History making Trini Physicist places God at the center of her universe
March 9, 2020
Why Lent is a fitting time to return to Confession
March 11, 2020

How to maintain your protein intake if you’re fasting from meat for Lent.

By Kimberly Suraj, Registered Dietician, Dragonfly Nutrition

During the Lenten period, many Catholics fast from eating meat.

While all meats such as beef, pork, lamb, chicken, wild meat are avoided, it is important to do it safely and ensure you substitute with another source of protein that is allowed during fasting.

Protein in the diet is important for building and renewal of cells, healing of wounds in the body, and producing hormones and enzymes for proper functioning, growth and development especially in children and pregnant women. Therefore, the importance of having some source of protein in the diet even during fasting is important. Here are some alternatives:


Some studies show that replacing meat with fish as a source of protein in the diet can help reduce the risk of heart disease and stroke, since fish especially fatty fish is a good source of omega-3 fatty acids (also known as heart healthy fats).

Examples of fatty fish are sardines, albacore tuna, salmon, mackerel, and herring.

Fish is also considered low in fat (lean), and low in “bad fat” found usually in red meats and high in protein (animal source).

Depending on age as well as health circumstances, some people should limit the amounts of fish they eat: young children and pregnant women as excessive consumption of mercury-contaminated fish (shark, tilefish, swordfish, or king mackerel) can severely impact a child’s development.

However, people can eat a variety of low mercury fish and shellfish such as canned light tuna, catfish, salmon, and pollock.


Peas and beans are low in fat. They come from a plant source, therefore contain no cholesterol, have both soluble and insoluble fibre (which helps with bowel movement as well as decreasing cholesterol), contain folate, potassium (needed for regulation of the heart beat) and magnesium.  Peas and beans contain amino acids but are missing one amino acid to make it a complete protein or rich source of protein. Usually when the peas or beans are combined with a grain (which contains the missing amino acid in the peas or beans) then it becomes complete.

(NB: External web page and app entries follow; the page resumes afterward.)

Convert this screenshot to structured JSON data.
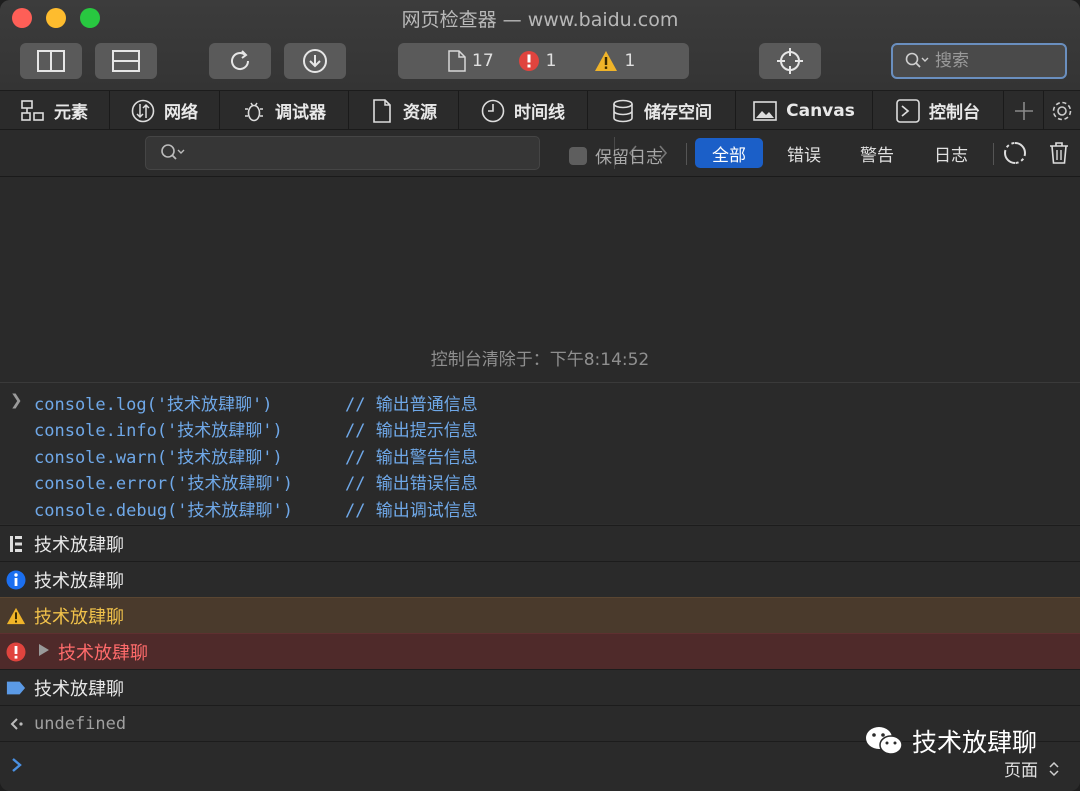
{
  "window": {
    "title": "网页检查器 — www.baidu.com"
  },
  "toolbar": {
    "resource_count": "17",
    "error_count": "1",
    "warning_count": "1",
    "search_placeholder": "搜索"
  },
  "tabs": [
    {
      "label": "元素",
      "icon": "elements-icon"
    },
    {
      "label": "网络",
      "icon": "network-icon"
    },
    {
      "label": "调试器",
      "icon": "debugger-bug-icon"
    },
    {
      "label": "资源",
      "icon": "resources-doc-icon"
    },
    {
      "label": "时间线",
      "icon": "timeline-clock-icon"
    },
    {
      "label": "储存空间",
      "icon": "storage-database-icon"
    },
    {
      "label": "Canvas",
      "icon": "canvas-image-icon"
    },
    {
      "label": "控制台",
      "icon": "console-icon"
    }
  ],
  "filter": {
    "search_value": "",
    "preserve_log_label": "保留日志",
    "levels": [
      "全部",
      "错误",
      "警告",
      "日志"
    ],
    "active_level": "全部"
  },
  "console": {
    "cleared_text": "控制台清除于：下午8:14:52",
    "code_lines": [
      {
        "code": "console.log('技术放肆聊')",
        "comment": "// 输出普通信息"
      },
      {
        "code": "console.info('技术放肆聊')",
        "comment": "// 输出提示信息"
      },
      {
        "code": "console.warn('技术放肆聊')",
        "comment": "// 输出警告信息"
      },
      {
        "code": "console.error('技术放肆聊')",
        "comment": "// 输出错误信息"
      },
      {
        "code": "console.debug('技术放肆聊')",
        "comment": "// 输出调试信息"
      }
    ],
    "messages": {
      "log": "技术放肆聊",
      "info": "技术放肆聊",
      "warn": "技术放肆聊",
      "error": "技术放肆聊",
      "debug": "技术放肆聊"
    },
    "result": "undefined",
    "prompt_value": ""
  },
  "watermark": {
    "text": "技术放肆聊"
  },
  "context_selector": {
    "label": "页面"
  },
  "colors": {
    "accent": "#1b5fc8",
    "code": "#6fa8e8",
    "warning_bg": "#4a3a2c",
    "warning_text": "#f0c14a",
    "error_bg": "#4f2a2a",
    "error_text": "#ff6b6b"
  }
}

These have benefits also, as they are considered a complete source of protein (which simply means they contain all the essential amino acids that is needed in the diet). They also contain manganese, calcium, vitamin B1. It is believed to lower levels of bad cholesterol (LDL). Tofu contains phytoestrogens called isoflavones; these are a group of chemicals found in plant foods. They are similar in structure to the female hormone estrogen, and, therefore imitate the action of estrogen that is produced by the body. They bind to estrogen receptor sites in the body including breast cells and therefore possibly reducing the risk of breast cancer.